ERIC Number: ED454931
Record Type: Non-Journal
Publication Date: 2001
Reference Count: N/A
Reaching into the Future: A New National Initiative. Establishing a Transfer Articulation Network between Urban Community Colleges and Both Historically Black Colleges and Universities and Hispanic Serving Institutions.
City Coll. of San Francisco, CA. Office of Institutional Development, Research, and Planning.

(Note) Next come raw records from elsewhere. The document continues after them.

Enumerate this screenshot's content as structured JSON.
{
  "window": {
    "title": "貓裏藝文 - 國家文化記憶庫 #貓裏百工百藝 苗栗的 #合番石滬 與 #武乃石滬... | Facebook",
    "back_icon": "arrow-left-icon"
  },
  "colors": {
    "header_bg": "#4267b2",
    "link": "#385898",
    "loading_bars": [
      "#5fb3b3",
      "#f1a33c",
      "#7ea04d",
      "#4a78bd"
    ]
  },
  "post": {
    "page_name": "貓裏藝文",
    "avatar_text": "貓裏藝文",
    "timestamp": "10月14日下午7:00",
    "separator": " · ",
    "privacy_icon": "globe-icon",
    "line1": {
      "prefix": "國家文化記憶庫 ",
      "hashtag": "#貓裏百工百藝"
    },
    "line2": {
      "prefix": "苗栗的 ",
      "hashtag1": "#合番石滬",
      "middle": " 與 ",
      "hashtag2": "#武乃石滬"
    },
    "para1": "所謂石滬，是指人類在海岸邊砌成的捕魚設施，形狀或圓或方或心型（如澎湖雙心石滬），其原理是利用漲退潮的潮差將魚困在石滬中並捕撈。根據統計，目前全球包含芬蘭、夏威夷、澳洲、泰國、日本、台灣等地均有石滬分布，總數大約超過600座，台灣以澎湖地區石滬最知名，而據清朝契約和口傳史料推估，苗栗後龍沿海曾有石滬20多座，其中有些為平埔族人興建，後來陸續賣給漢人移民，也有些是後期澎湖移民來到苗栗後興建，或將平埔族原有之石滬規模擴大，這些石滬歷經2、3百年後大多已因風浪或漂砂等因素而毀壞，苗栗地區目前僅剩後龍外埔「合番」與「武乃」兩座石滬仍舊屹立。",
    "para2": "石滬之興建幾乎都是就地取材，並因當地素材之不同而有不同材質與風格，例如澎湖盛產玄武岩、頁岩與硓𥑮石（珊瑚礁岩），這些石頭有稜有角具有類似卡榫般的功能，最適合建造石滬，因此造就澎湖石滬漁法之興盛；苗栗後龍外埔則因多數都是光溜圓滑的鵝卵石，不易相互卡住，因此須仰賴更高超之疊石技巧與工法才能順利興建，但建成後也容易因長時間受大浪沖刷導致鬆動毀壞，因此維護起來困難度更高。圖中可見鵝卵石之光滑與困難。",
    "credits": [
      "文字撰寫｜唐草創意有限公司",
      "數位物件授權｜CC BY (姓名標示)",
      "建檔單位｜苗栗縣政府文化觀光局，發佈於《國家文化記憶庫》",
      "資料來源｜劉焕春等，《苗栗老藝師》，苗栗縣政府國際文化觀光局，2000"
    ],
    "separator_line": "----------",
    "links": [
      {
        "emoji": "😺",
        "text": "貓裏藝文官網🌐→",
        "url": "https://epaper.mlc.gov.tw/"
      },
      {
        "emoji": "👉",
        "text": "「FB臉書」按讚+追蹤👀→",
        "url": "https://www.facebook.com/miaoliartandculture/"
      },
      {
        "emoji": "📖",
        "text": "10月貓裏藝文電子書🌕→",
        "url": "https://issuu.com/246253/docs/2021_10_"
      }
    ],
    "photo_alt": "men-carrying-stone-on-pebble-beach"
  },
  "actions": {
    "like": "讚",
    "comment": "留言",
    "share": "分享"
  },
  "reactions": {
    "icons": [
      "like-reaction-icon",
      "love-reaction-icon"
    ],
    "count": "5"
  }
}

This document discusses a proposed national articulation agreement among urban community colleges, historically Black colleges and universities (HBCUs), and Hispanic-serving institutions (HSIs) to increase minority degree attainment. In 1998, the percentages of African-American and Hispanic adults receiving a bachelor's degree were 18% and 17%, respectively. However, the percent of White adults with a bachelor's degree was 35%. There are many reasons for this difference in degree attainment, but the College Board report pinpoints five factors that are strongly associated with student educational outcomes: (1) economic circumstances; (2) the level of parents' education; (3) racial and ethnic discrimination; (4) the cultural attributes of the environment; and (5) the use of school resources. This paper discusses a new articulation agreement between City College of San Francisco (CCSF) and several prominent HBCUs, and proposes the establishment of a National Articulation Network to ease and promote transfer of African-American students and Hispanic students. The network would be a national course-to-course articulation agreement that would allow a student to transfer from anywhere in the country to an HBCU or HSI of his or her choice. Currently, CCSF is working with several organizations, including the American Association of Community Colleges, the United Negro College Fund, and the Hispanic Association of Colleges and Universities, to develop support and establish the network. (LD)
Publication Type: Reports - Descriptive
Education Level: N/A
Authoring Institution: City Coll. of San Francisco, CA. Office of Institutional Development, Research, and Planning.